--- Records for the task ---

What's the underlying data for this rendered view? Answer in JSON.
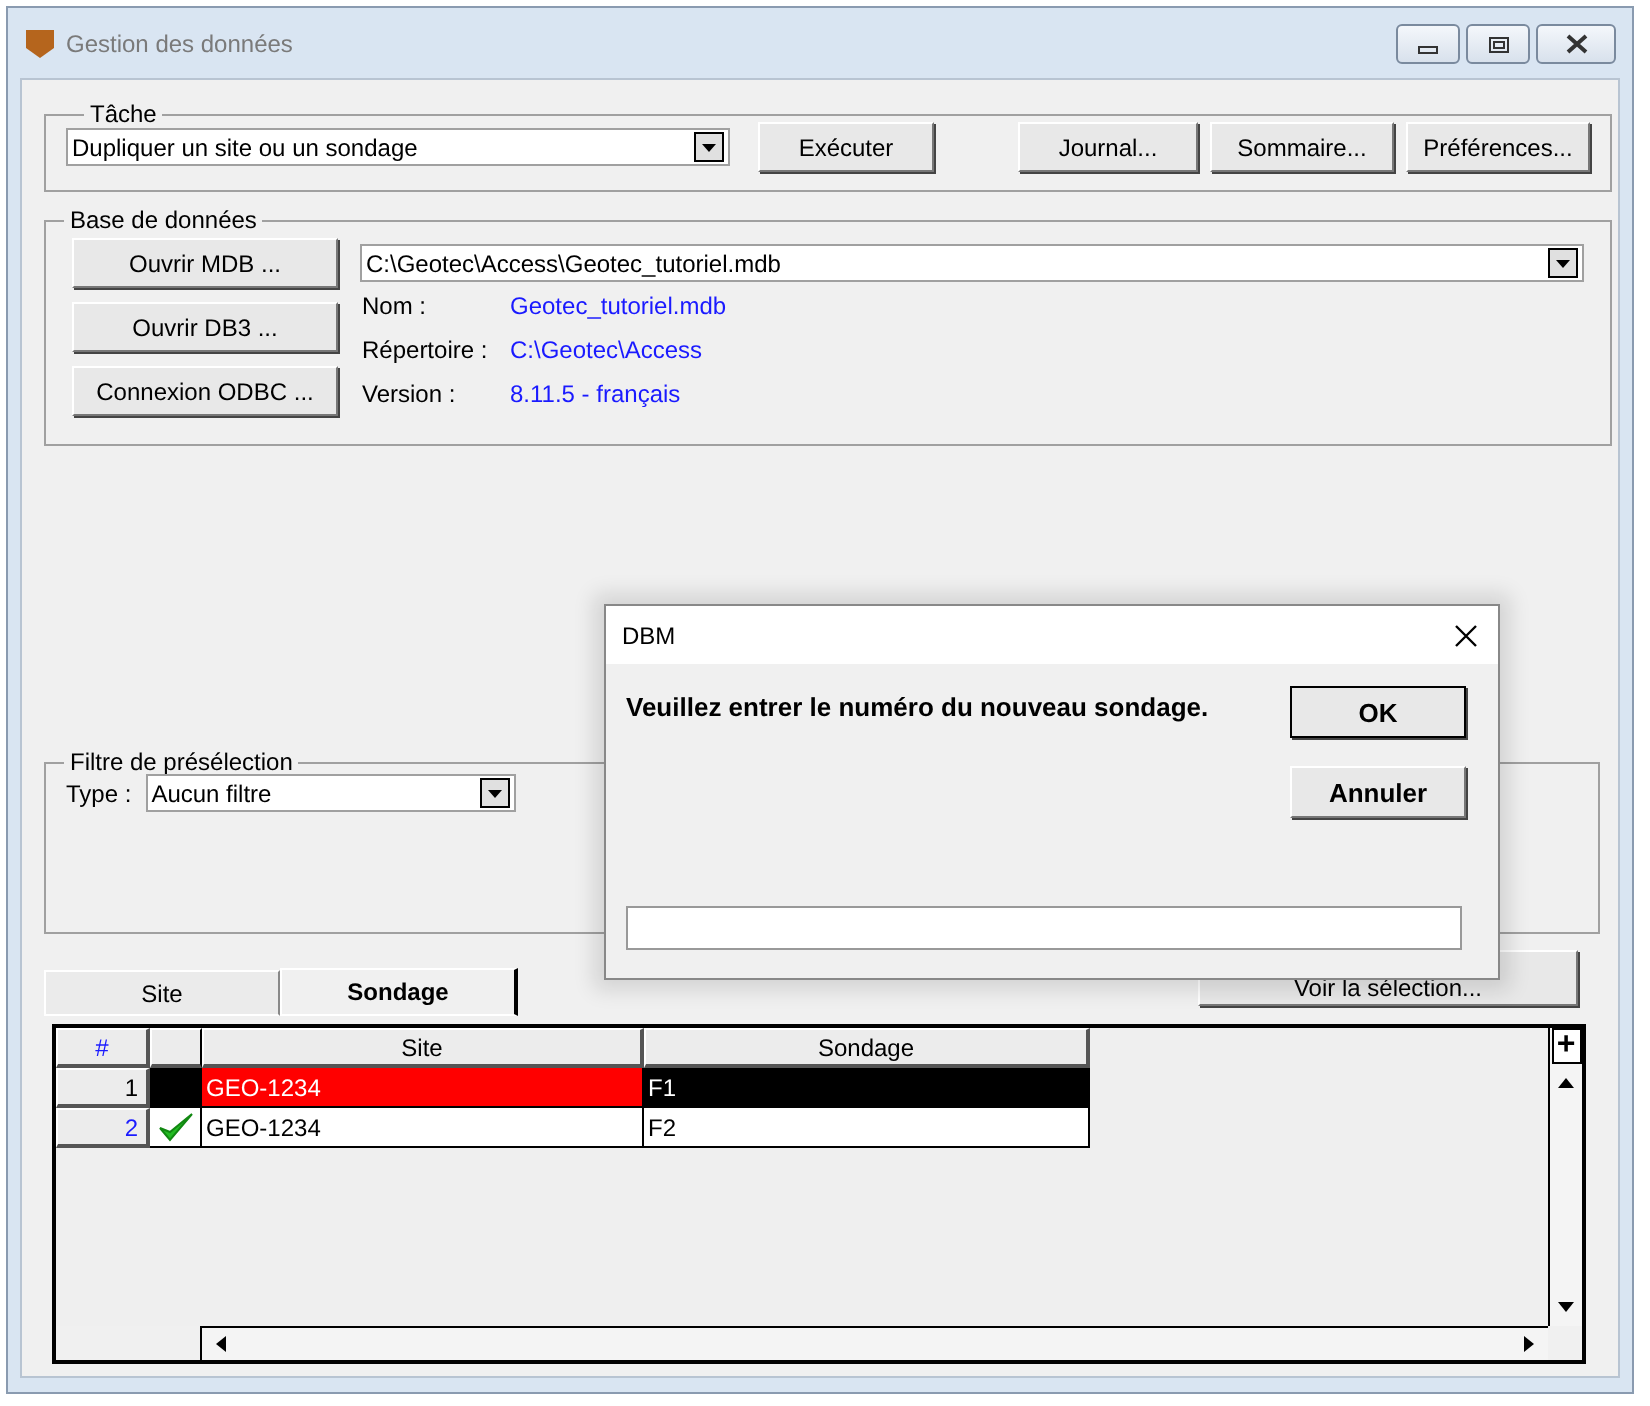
{
  "window": {
    "title": "Gestion des données"
  },
  "task": {
    "label": "Tâche",
    "value": "Dupliquer un site ou un sondage",
    "buttons": [
      "Exécuter",
      "Journal...",
      "Sommaire...",
      "Préférences..."
    ]
  },
  "database": {
    "label": "Base de données",
    "buttons": [
      "Ouvrir MDB ...",
      "Ouvrir DB3 ...",
      "Connexion ODBC ..."
    ],
    "path": "C:\\Geotec\\Access\\Geotec_tutoriel.mdb",
    "info": [
      {
        "label": "Nom :",
        "value": "Geotec_tutoriel.mdb"
      },
      {
        "label": "Répertoire :",
        "value": "C:\\Geotec\\Access"
      },
      {
        "label": "Version :",
        "value": "8.11.5 - français"
      }
    ]
  },
  "filter": {
    "label": "Filtre de présélection",
    "type_label": "Type :",
    "value": "Aucun filtre"
  },
  "tabs": [
    {
      "label": "Site",
      "selected": false
    },
    {
      "label": "Sondage",
      "selected": true
    }
  ],
  "selection_button": "Voir la sélection...",
  "grid": {
    "columns": [
      "#",
      "Site",
      "Sondage"
    ],
    "rows": [
      {
        "number": "1",
        "site": "GEO-1234",
        "sondage": "F1",
        "checked": false,
        "selected": true
      },
      {
        "number": "2",
        "site": "GEO-1234",
        "sondage": "F2",
        "checked": true,
        "selected": false
      }
    ],
    "add_button": "+"
  },
  "dialog": {
    "title": "DBM",
    "message": "Veuillez entrer le numéro du nouveau sondage.",
    "buttons": [
      "OK",
      "Annuler"
    ]
  }
}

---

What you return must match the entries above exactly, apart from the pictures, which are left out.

Answer to this task ->
What's the underlying data for this rendered view? Answer in JSON.
{
  "window": {
    "title": "Gestion des données"
  },
  "task": {
    "label": "Tâche",
    "value": "Dupliquer un site ou un sondage",
    "buttons": [
      "Exécuter",
      "Journal...",
      "Sommaire...",
      "Préférences..."
    ]
  },
  "database": {
    "label": "Base de données",
    "buttons": [
      "Ouvrir MDB ...",
      "Ouvrir DB3 ...",
      "Connexion ODBC ..."
    ],
    "path": "C:\\Geotec\\Access\\Geotec_tutoriel.mdb",
    "info": [
      {
        "label": "Nom :",
        "value": "Geotec_tutoriel.mdb"
      },
      {
        "label": "Répertoire :",
        "value": "C:\\Geotec\\Access"
      },
      {
        "label": "Version :",
        "value": "8.11.5 - français"
      }
    ]
  },
  "filter": {
    "label": "Filtre de présélection",
    "type_label": "Type :",
    "value": "Aucun filtre"
  },
  "tabs": [
    {
      "label": "Site",
      "selected": false
    },
    {
      "label": "Sondage",
      "selected": true
    }
  ],
  "selection_button": "Voir la sélection...",
  "grid": {
    "columns": [
      "#",
      "Site",
      "Sondage"
    ],
    "rows": [
      {
        "number": "1",
        "site": "GEO-1234",
        "sondage": "F1",
        "checked": false,
        "selected": true
      },
      {
        "number": "2",
        "site": "GEO-1234",
        "sondage": "F2",
        "checked": true,
        "selected": false
      }
    ],
    "add_button": "+"
  },
  "dialog": {
    "title": "DBM",
    "message": "Veuillez entrer le numéro du nouveau sondage.",
    "buttons": [
      "OK",
      "Annuler"
    ]
  }
}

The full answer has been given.